In: Global Change Biology. Blackwell Publishers: Oxford. ISSN 1354-1013; e-ISSN 1365-2486, meer
age effects, dynamic strategies, explorative behaviour, food quality, population increase, range shift, spring migration
|Auteurs|| || Top |
- Tombre, I.M.
- Oudman, T., meer
- Shimmings, P.

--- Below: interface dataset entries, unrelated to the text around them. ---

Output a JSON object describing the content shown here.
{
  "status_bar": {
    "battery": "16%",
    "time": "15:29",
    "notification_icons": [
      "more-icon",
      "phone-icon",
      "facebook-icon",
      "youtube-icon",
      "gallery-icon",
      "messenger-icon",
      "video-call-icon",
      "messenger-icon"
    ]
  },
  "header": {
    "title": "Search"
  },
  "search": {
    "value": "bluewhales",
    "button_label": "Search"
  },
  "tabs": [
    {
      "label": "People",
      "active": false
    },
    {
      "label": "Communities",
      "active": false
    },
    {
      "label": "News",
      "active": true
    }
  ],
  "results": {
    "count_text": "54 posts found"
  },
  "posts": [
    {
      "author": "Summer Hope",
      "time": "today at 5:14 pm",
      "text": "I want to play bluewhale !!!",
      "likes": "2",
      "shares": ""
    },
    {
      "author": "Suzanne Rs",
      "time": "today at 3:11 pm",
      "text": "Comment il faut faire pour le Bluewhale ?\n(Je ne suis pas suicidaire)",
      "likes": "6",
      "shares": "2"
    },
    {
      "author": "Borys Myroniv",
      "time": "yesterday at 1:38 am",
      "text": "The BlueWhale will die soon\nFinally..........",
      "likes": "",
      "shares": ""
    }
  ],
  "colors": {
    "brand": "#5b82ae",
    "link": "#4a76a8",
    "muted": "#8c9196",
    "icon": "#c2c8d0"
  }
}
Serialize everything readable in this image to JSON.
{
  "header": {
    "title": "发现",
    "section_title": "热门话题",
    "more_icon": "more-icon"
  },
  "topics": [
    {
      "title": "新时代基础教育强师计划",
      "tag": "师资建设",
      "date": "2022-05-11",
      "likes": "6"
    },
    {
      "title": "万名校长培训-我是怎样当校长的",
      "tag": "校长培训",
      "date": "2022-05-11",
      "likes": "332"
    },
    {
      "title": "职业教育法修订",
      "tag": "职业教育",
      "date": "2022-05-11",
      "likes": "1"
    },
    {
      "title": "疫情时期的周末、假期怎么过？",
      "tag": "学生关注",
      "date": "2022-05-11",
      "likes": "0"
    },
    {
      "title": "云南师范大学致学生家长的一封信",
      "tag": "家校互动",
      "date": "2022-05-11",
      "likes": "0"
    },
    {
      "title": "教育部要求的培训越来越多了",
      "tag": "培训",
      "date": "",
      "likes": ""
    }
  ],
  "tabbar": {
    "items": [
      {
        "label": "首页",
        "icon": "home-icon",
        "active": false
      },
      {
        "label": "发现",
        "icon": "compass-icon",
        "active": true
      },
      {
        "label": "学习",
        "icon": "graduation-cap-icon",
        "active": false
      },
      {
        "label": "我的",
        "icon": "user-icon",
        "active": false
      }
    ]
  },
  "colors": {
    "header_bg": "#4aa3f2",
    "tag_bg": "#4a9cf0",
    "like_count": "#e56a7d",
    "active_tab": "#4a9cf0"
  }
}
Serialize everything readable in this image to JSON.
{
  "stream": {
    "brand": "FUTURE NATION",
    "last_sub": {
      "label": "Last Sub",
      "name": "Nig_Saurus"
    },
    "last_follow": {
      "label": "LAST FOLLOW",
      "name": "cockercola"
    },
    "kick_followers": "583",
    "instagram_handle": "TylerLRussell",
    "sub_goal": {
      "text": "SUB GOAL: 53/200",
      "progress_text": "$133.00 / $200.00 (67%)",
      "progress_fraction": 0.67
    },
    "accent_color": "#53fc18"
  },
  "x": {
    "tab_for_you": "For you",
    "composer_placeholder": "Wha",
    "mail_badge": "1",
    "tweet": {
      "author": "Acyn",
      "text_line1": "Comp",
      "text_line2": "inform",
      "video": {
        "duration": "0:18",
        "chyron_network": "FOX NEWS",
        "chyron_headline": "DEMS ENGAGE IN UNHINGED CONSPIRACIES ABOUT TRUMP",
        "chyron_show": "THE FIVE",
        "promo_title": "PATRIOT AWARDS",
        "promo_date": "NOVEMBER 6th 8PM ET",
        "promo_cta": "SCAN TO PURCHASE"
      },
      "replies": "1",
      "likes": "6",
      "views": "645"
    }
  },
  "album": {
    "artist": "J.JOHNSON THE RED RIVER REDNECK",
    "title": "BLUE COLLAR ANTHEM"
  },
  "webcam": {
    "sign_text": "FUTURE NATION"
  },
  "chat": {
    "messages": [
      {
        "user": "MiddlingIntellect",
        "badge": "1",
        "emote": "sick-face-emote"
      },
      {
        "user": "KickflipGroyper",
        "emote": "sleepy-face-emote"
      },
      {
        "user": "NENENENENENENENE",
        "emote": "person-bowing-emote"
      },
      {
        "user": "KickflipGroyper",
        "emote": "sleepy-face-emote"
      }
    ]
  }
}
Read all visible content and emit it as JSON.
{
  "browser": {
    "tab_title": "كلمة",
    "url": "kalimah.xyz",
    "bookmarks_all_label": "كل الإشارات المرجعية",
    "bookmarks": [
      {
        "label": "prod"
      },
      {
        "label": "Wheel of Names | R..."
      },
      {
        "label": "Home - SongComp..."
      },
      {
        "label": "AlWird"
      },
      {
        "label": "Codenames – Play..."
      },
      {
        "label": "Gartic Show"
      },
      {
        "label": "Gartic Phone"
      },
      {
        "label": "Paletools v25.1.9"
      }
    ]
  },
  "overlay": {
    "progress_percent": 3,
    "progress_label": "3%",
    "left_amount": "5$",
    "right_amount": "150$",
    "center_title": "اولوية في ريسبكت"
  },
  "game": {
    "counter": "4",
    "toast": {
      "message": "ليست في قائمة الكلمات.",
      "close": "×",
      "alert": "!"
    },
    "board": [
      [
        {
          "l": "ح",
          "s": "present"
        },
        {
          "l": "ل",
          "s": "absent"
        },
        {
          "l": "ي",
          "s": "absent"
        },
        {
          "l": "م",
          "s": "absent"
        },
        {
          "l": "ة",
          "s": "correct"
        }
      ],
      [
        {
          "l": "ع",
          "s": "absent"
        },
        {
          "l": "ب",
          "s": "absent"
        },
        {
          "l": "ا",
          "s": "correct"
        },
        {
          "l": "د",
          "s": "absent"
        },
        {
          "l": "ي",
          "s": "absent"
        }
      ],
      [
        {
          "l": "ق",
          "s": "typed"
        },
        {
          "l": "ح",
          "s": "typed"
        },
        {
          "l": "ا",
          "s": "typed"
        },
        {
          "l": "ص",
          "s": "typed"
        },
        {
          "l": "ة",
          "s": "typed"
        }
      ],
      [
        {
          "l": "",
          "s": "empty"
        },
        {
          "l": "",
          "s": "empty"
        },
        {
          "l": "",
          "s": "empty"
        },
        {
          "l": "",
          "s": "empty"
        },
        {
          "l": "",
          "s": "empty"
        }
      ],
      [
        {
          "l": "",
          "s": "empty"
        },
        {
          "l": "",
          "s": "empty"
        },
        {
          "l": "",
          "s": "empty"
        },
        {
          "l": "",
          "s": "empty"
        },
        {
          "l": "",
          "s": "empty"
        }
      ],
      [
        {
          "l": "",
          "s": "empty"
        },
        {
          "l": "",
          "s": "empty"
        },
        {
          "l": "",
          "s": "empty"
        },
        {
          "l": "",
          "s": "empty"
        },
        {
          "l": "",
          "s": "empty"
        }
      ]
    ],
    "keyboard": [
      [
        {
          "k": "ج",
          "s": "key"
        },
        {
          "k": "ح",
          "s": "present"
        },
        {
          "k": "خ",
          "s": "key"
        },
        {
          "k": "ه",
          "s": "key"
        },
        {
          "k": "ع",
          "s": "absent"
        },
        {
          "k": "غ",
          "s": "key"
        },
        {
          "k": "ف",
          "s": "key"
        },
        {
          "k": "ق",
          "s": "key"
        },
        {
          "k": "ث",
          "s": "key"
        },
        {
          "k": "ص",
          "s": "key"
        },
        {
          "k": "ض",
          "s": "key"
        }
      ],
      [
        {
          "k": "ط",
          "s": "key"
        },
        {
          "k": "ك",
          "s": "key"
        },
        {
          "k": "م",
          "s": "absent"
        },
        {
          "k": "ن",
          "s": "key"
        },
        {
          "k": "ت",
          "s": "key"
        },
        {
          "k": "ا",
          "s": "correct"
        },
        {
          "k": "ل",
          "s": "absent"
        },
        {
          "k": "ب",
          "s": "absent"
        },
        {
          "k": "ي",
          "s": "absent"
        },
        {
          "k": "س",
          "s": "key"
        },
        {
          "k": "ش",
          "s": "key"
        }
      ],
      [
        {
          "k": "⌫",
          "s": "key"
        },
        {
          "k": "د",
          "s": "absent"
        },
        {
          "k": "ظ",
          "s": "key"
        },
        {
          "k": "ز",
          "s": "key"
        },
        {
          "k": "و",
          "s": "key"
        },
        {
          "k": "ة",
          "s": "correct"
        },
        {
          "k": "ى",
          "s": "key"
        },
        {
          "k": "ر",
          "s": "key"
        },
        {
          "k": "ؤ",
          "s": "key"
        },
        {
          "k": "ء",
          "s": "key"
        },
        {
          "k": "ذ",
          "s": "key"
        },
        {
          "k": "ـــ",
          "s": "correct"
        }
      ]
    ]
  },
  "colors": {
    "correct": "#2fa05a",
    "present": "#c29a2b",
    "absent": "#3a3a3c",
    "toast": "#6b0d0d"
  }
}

All long‐distance migrants must cope with changing environments, but species differ greatly in how they do so. In some species, individuals might be able to adjust by learning from individual experiences and by copying others. This could greatly speed up the process of adjustment, but evidence from the wild is scarce. Here, we investigated the processes by which a rapidly growing population of barnacle geese (Branta leucopsis) responded to strong environmental changes on spring‐staging areas in Norway. One area, Helgeland, has been the traditional site. Since the mid‐1990s, an increasing number of geese stage in another area 250 km further north, Vesterålen. We collected data on goose numbers and weather conditions from 1975 to 2017 to explore the extent to which the increase in population size and a warmer climate contributed to this change in staging area use. During the study period, the estimated onset of grass growth advanced on average by 0.54 days/year in each of the two areas. The total production of digestible biomass for barnacle geese during the staging period increased in Vesterålen but remained stable in Helgeland. The goose population has doubled in size during the past 25 years, with most of the growth being accommodated in Vesterålen. The observations suggest that this dramatic increase would not have happened without higher temperatures in Vesterålen. Records of individually marked geese indicate that from the initial years of colonization onwards, especially young geese tended to switch to Vesterålen, thereby predominating in the flocks at Vesterålen. Older birds had a lower probability of switching to Vesterålen, but over the years, the probability increased for all ages. Our findings suggest that barnacle geese integrate socially learned behaviour with adjustments to individual experiences, allowing the population to respond rapidly and accurately to global change.